§ Assignment
Here the job is to print all of the entries below verbatim and leave out any picture.

[Extracted data entries]
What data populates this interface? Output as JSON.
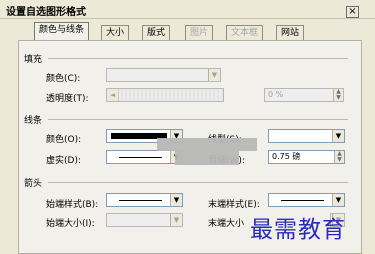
{
  "dialog": {
    "title": "设置自选图形格式",
    "close_label": "×"
  },
  "tabs": [
    {
      "label": "颜色与线条",
      "state": "active"
    },
    {
      "label": "大小",
      "state": "enabled"
    },
    {
      "label": "版式",
      "state": "enabled"
    },
    {
      "label": "图片",
      "state": "disabled"
    },
    {
      "label": "文本框",
      "state": "disabled"
    },
    {
      "label": "网站",
      "state": "enabled"
    }
  ],
  "fill": {
    "section_label": "填充",
    "color_label": "颜色(C):",
    "transparency_label": "透明度(T):",
    "transparency_value": "0 %"
  },
  "line": {
    "section_label": "线条",
    "color_label": "颜色(O):",
    "dash_label": "虚实(D):",
    "style_label": "线型(S):",
    "weight_label": "粗细(W):",
    "weight_value": "0.75 磅"
  },
  "arrows": {
    "section_label": "箭头",
    "begin_style_label": "始端样式(B):",
    "end_style_label": "末端样式(E):",
    "begin_size_label": "始端大小(I):",
    "end_size_label": "末端大小"
  },
  "watermark": "最需教育",
  "colors": {
    "dialog_bg": "#ece9d8",
    "panel_bg": "#f2f0ea",
    "field_border": "#7f9db9",
    "watermark": "#2a2ab7"
  }
}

§ Your response
What data populates this interface? Output as JSON.
{
  "dialog": {
    "title": "设置自选图形格式",
    "close_label": "×"
  },
  "tabs": [
    {
      "label": "颜色与线条",
      "state": "active"
    },
    {
      "label": "大小",
      "state": "enabled"
    },
    {
      "label": "版式",
      "state": "enabled"
    },
    {
      "label": "图片",
      "state": "disabled"
    },
    {
      "label": "文本框",
      "state": "disabled"
    },
    {
      "label": "网站",
      "state": "enabled"
    }
  ],
  "fill": {
    "section_label": "填充",
    "color_label": "颜色(C):",
    "transparency_label": "透明度(T):",
    "transparency_value": "0 %"
  },
  "line": {
    "section_label": "线条",
    "color_label": "颜色(O):",
    "dash_label": "虚实(D):",
    "style_label": "线型(S):",
    "weight_label": "粗细(W):",
    "weight_value": "0.75 磅"
  },
  "arrows": {
    "section_label": "箭头",
    "begin_style_label": "始端样式(B):",
    "end_style_label": "末端样式(E):",
    "begin_size_label": "始端大小(I):",
    "end_size_label": "末端大小"
  },
  "watermark": "最需教育",
  "colors": {
    "dialog_bg": "#ece9d8",
    "panel_bg": "#f2f0ea",
    "field_border": "#7f9db9",
    "watermark": "#2a2ab7"
  }
}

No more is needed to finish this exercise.